- Good Bugs Blooms - 500 seeds: Sow this beneficial mix of annuals in the spring. There's always more to do in the garden than we can do alone, so why not invite some little friends to help out? The green lacewing on this pack will love these flowers and reward your generosity by laying eggs in your garden. The eggs will hatch into "aphid lions," their larval stage, which will voraciously devour insect pests. Get to know and love the good bugs by providing nectar and habitat for them to thrive. This mix includes cosmos, annual gaillardia, several varieties of zinnias, blue cornflower, sweet alyssum, flax, chamomile, and a rotating mix of a few other beneficials.
- German Chamomile - 200 seeds: Our era is twitchy: no matter where we go, no matter when, our senses are hammered by ringtones, vibrations, alarms, and sirens--whirls of images and video clips and ads. The resulting society-wide anxiety is the affliction of our time. While you could choose from dozens of corporate pharmaceuticals to calm your frazzled nerves, you could also try some little apples. This is the name given by the ancient Greeks to the spherical, golden, highly aromatic centers of chamomile blossoms.The ancients realized these morsels had healing properties and used them to treat fever, improve mood, and induce relaxation, in addition to using them in beer-making. In your own garden, you can experience these qualities simply by walking through a patch of chamomile in full bloom: its aroma is both heady and soothing, and its profusion of tiny blooms is truly beautiful.
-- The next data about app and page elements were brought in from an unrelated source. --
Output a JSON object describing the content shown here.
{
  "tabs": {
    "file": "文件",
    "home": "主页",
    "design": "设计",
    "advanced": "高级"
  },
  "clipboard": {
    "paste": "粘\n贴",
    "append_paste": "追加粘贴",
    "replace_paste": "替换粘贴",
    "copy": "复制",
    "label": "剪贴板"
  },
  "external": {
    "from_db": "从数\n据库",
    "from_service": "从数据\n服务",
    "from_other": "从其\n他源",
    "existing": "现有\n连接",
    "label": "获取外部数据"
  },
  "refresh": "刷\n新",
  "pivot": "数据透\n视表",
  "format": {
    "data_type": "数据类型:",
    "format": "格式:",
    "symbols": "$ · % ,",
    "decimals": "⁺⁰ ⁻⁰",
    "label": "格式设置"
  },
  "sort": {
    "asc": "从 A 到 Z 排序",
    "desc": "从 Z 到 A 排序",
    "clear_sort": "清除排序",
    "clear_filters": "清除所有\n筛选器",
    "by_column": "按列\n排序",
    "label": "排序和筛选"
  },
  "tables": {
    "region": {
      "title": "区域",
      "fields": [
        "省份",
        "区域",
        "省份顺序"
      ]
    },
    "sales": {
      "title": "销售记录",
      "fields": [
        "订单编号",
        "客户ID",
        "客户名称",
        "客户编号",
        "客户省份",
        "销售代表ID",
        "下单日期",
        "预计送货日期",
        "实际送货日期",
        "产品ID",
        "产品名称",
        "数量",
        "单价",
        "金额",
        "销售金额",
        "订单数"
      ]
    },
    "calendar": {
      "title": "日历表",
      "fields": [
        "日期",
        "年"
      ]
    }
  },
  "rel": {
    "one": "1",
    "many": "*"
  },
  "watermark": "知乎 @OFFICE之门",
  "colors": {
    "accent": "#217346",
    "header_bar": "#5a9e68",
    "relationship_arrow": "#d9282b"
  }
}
- Heavenly Blue Morning Glory - 100 seeds: Although not traditionally a wedding flower--as the blooms don't last when cut--the growth habit of the common morning glory is a parable of good relationships. Its vines are strong and grow steadily, but it requires a framework of support to reach its maximum potential. Its blooms come steadily and profusely, but require immediate appreciation, as they last but a single morning before fading. And at its core is a hard-coated seed that can adapt to any circumstance, self-sowing readily and thriving even in difficult soils. In fact, like the best marriages, morning glories produce the most blooms when faced with distress: drought and low-nutrient soils lead to spectacular displays of flowery love.
- Double Click Cosmos - 75 seeds: This selection is a range of pink blooms, from light pink to cranberry. Flowers are mostly double with some plants that produce flowers that closely resemble Seashells Cosmos. Grows to 42" tall. 70 days.
- Shade Garden Mix - 500 seeds: Five low growing, blue hued flower varieties thrive in the shadows, perfect for the corner you might hang a hammock: Five Spot, Baby Blue Eyes, Chinese Houses, Chinese Forget Me Not and Larkspur. Seed in spring into a well prepared 4x10 garden plot and then thin; or start indoors and select a broad assortment of plant type for a good mix. Can also be seeded into a large container.